**Input material**
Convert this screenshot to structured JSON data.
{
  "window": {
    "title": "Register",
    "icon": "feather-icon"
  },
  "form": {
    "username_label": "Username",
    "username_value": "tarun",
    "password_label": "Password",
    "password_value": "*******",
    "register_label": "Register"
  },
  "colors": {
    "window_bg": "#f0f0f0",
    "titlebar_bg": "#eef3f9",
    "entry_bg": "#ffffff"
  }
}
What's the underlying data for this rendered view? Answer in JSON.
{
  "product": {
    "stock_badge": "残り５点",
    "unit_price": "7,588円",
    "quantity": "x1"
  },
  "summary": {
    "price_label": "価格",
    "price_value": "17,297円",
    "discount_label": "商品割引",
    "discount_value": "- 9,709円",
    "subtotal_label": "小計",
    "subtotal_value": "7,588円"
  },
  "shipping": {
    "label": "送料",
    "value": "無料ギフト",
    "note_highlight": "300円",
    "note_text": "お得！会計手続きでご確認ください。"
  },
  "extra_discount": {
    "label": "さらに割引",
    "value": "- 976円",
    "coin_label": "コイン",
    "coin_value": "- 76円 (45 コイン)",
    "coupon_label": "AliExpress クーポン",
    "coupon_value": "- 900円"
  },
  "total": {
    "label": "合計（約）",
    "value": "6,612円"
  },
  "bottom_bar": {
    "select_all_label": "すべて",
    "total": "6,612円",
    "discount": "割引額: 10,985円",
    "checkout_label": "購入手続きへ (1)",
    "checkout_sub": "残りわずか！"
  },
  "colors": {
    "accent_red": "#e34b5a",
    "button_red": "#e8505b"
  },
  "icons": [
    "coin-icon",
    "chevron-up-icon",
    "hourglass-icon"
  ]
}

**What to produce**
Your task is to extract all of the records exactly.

**Exercise result**
Convert this screenshot to structured JSON data.
{
  "window": {
    "title": "Register",
    "icon": "feather-icon"
  },
  "form": {
    "username_label": "Username",
    "username_value": "tarun",
    "password_label": "Password",
    "password_value": "*******",
    "register_label": "Register"
  },
  "colors": {
    "window_bg": "#f0f0f0",
    "titlebar_bg": "#eef3f9",
    "entry_bg": "#ffffff"
  }
}
What's the underlying data for this rendered view? Answer in JSON.
{
  "product": {
    "stock_badge": "残り５点",
    "unit_price": "7,588円",
    "quantity": "x1"
  },
  "summary": {
    "price_label": "価格",
    "price_value": "17,297円",
    "discount_label": "商品割引",
    "discount_value": "- 9,709円",
    "subtotal_label": "小計",
    "subtotal_value": "7,588円"
  },
  "shipping": {
    "label": "送料",
    "value": "無料ギフト",
    "note_highlight": "300円",
    "note_text": "お得！会計手続きでご確認ください。"
  },
  "extra_discount": {
    "label": "さらに割引",
    "value": "- 976円",
    "coin_label": "コイン",
    "coin_value": "- 76円 (45 コイン)",
    "coupon_label": "AliExpress クーポン",
    "coupon_value": "- 900円"
  },
  "total": {
    "label": "合計（約）",
    "value": "6,612円"
  },
  "bottom_bar": {
    "select_all_label": "すべて",
    "total": "6,612円",
    "discount": "割引額: 10,985円",
    "checkout_label": "購入手続きへ (1)",
    "checkout_sub": "残りわずか！"
  },
  "colors": {
    "accent_red": "#e34b5a",
    "button_red": "#e8505b"
  },
  "icons": [
    "coin-icon",
    "chevron-up-icon",
    "hourglass-icon"
  ]
}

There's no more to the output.